** Opening RECORDS SUPPLIED block **

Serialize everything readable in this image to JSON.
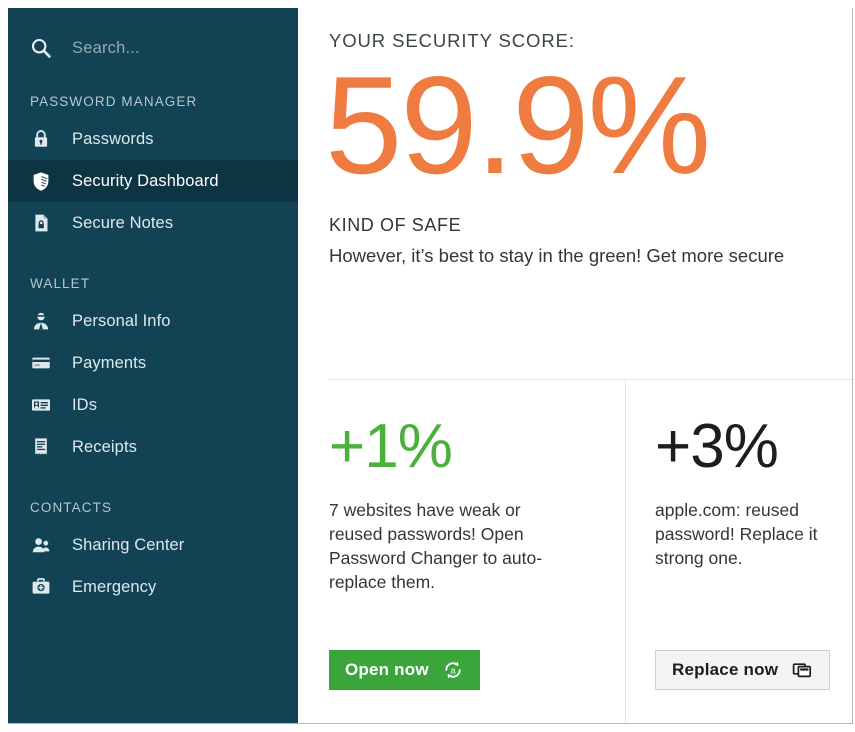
{
  "sidebar": {
    "search": {
      "icon": "search-icon",
      "placeholder": "Search..."
    },
    "groups": [
      {
        "title": "PASSWORD MANAGER",
        "items": [
          {
            "label": "Passwords",
            "icon": "padlock-icon",
            "active": false
          },
          {
            "label": "Security Dashboard",
            "icon": "shield-icon",
            "active": true
          },
          {
            "label": "Secure Notes",
            "icon": "locked-note-icon",
            "active": false
          }
        ]
      },
      {
        "title": "WALLET",
        "items": [
          {
            "label": "Personal Info",
            "icon": "person-icon",
            "active": false
          },
          {
            "label": "Payments",
            "icon": "credit-card-icon",
            "active": false
          },
          {
            "label": "IDs",
            "icon": "id-card-icon",
            "active": false
          },
          {
            "label": "Receipts",
            "icon": "receipt-icon",
            "active": false
          }
        ]
      },
      {
        "title": "CONTACTS",
        "items": [
          {
            "label": "Sharing Center",
            "icon": "two-people-icon",
            "active": false
          },
          {
            "label": "Emergency",
            "icon": "medical-kit-icon",
            "active": false
          }
        ]
      }
    ]
  },
  "main": {
    "score_caption": "YOUR SECURITY SCORE:",
    "score_value": "59.9%",
    "verdict_title": "KIND OF SAFE",
    "verdict_subtitle": "However, it’s best to stay in the green! Get more secure",
    "cards": [
      {
        "delta": "+1%",
        "text": "7 websites have weak or reused passwords! Open Password Changer to auto-replace them.",
        "button_label": "Open now",
        "button_icon": "auto-change-password-icon"
      },
      {
        "delta": "+3%",
        "text": "apple.com: reused password! Replace it\nstrong one.",
        "button_label": "Replace now",
        "button_icon": "copy-window-icon"
      }
    ]
  },
  "colors": {
    "sidebar_bg": "#114354",
    "sidebar_active_bg": "#0c3443",
    "score_orange": "#f07b40",
    "delta_green": "#4cb03c",
    "button_green": "#3aa53a"
  }
}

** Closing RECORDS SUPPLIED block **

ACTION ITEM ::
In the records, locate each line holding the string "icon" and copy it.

SOLVED PROBLEM ::
      "icon": "search-icon",
            "icon": "padlock-icon",
            "icon": "shield-icon",
            "icon": "locked-note-icon",
            "icon": "person-icon",
            "icon": "credit-card-icon",
            "icon": "id-card-icon",
            "icon": "receipt-icon",
            "icon": "two-people-icon",
            "icon": "medical-kit-icon",
        "button_icon": "auto-change-password-icon"
        "button_icon": "copy-window-icon"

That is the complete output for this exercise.